- Assignment -
Reproduce every line below exactly as written; do not include the images.

- Exercise inputs -
☆ ☆ ☆ ☆
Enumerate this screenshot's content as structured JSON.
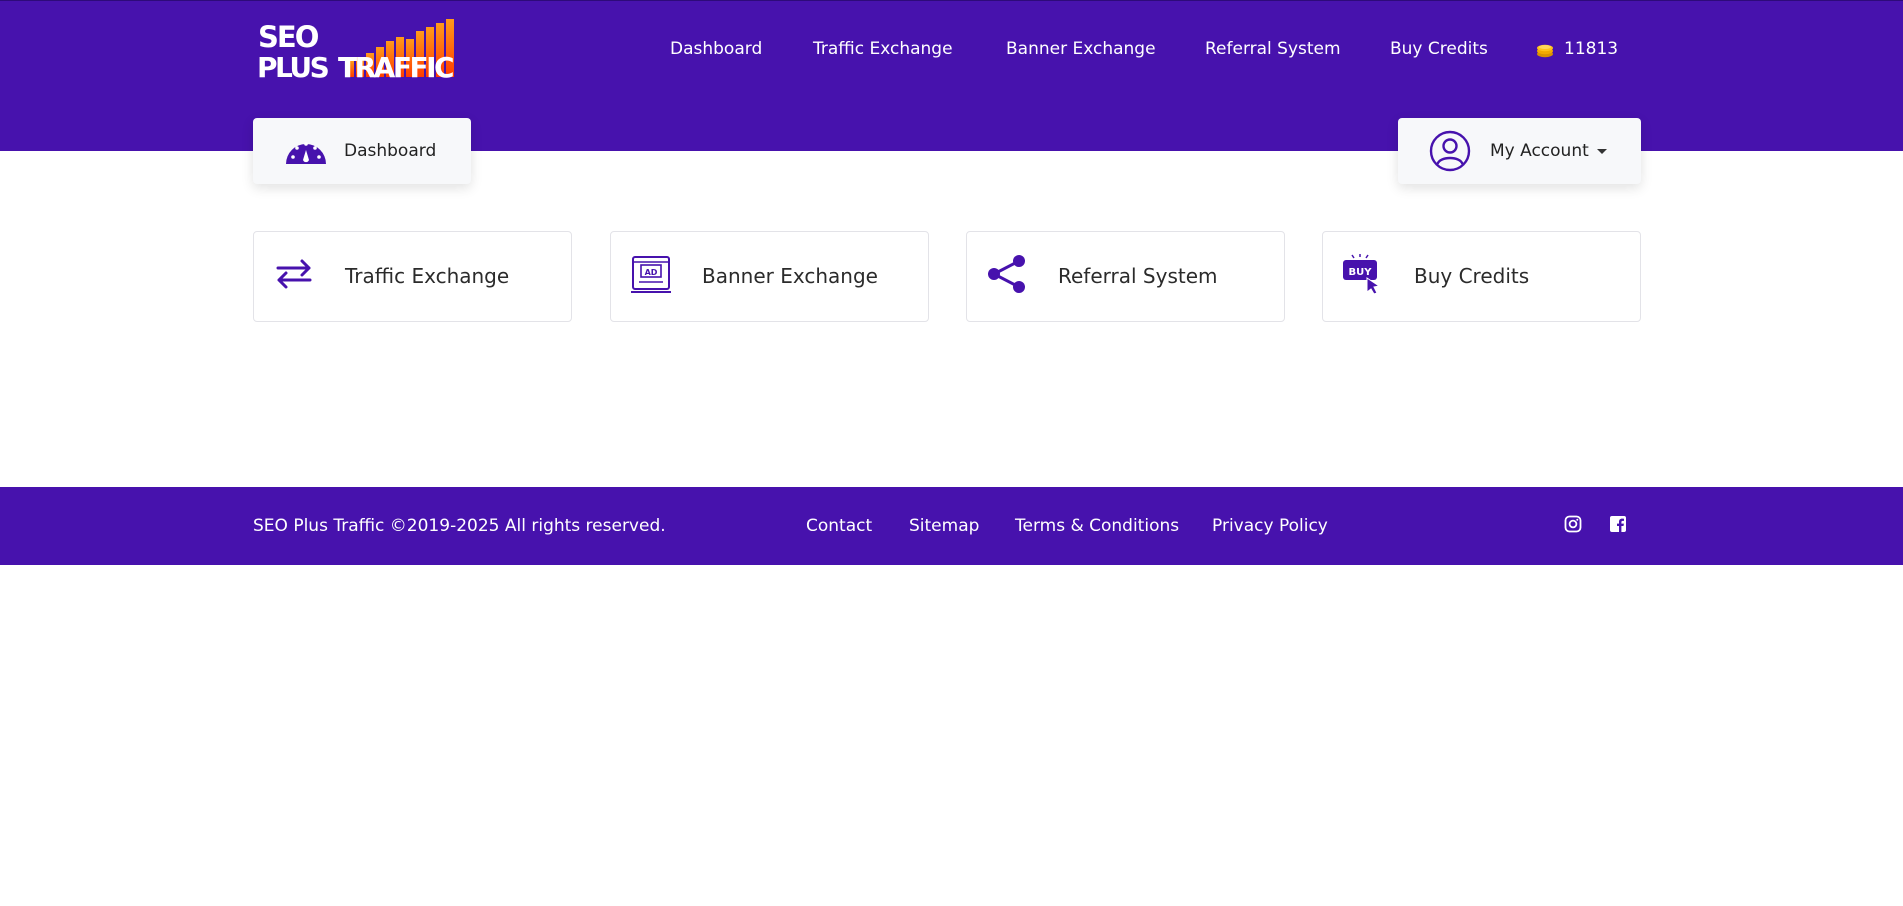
{
  "brand": {
    "logo_line1": "SEO",
    "logo_line2a": "PLUS",
    "logo_line2b": "TRAFFIC"
  },
  "topnav": {
    "items": [
      "Dashboard",
      "Traffic Exchange",
      "Banner Exchange",
      "Referral System",
      "Buy Credits"
    ],
    "credits": "11813"
  },
  "subnav": {
    "dashboard_label": "Dashboard",
    "account_label": "My Account"
  },
  "tiles": [
    {
      "label": "Traffic Exchange",
      "icon": "arrows-exchange-icon"
    },
    {
      "label": "Banner Exchange",
      "icon": "ad-banner-icon"
    },
    {
      "label": "Referral System",
      "icon": "share-icon"
    },
    {
      "label": "Buy Credits",
      "icon": "buy-cursor-icon"
    }
  ],
  "footer": {
    "copyright": "SEO Plus Traffic ©2019-2025 All rights reserved.",
    "links": [
      "Contact",
      "Sitemap",
      "Terms & Conditions",
      "Privacy Policy"
    ]
  },
  "colors": {
    "brand": "#4712ad",
    "accent_orange": "#ff6a1a",
    "coin": "#f5b50a"
  }
}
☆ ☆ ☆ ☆
- Written answer -
Enumerate this screenshot's content as structured JSON.
{
  "brand": {
    "logo_line1": "SEO",
    "logo_line2a": "PLUS",
    "logo_line2b": "TRAFFIC"
  },
  "topnav": {
    "items": [
      "Dashboard",
      "Traffic Exchange",
      "Banner Exchange",
      "Referral System",
      "Buy Credits"
    ],
    "credits": "11813"
  },
  "subnav": {
    "dashboard_label": "Dashboard",
    "account_label": "My Account"
  },
  "tiles": [
    {
      "label": "Traffic Exchange",
      "icon": "arrows-exchange-icon"
    },
    {
      "label": "Banner Exchange",
      "icon": "ad-banner-icon"
    },
    {
      "label": "Referral System",
      "icon": "share-icon"
    },
    {
      "label": "Buy Credits",
      "icon": "buy-cursor-icon"
    }
  ],
  "footer": {
    "copyright": "SEO Plus Traffic ©2019-2025 All rights reserved.",
    "links": [
      "Contact",
      "Sitemap",
      "Terms & Conditions",
      "Privacy Policy"
    ]
  },
  "colors": {
    "brand": "#4712ad",
    "accent_orange": "#ff6a1a",
    "coin": "#f5b50a"
  }
}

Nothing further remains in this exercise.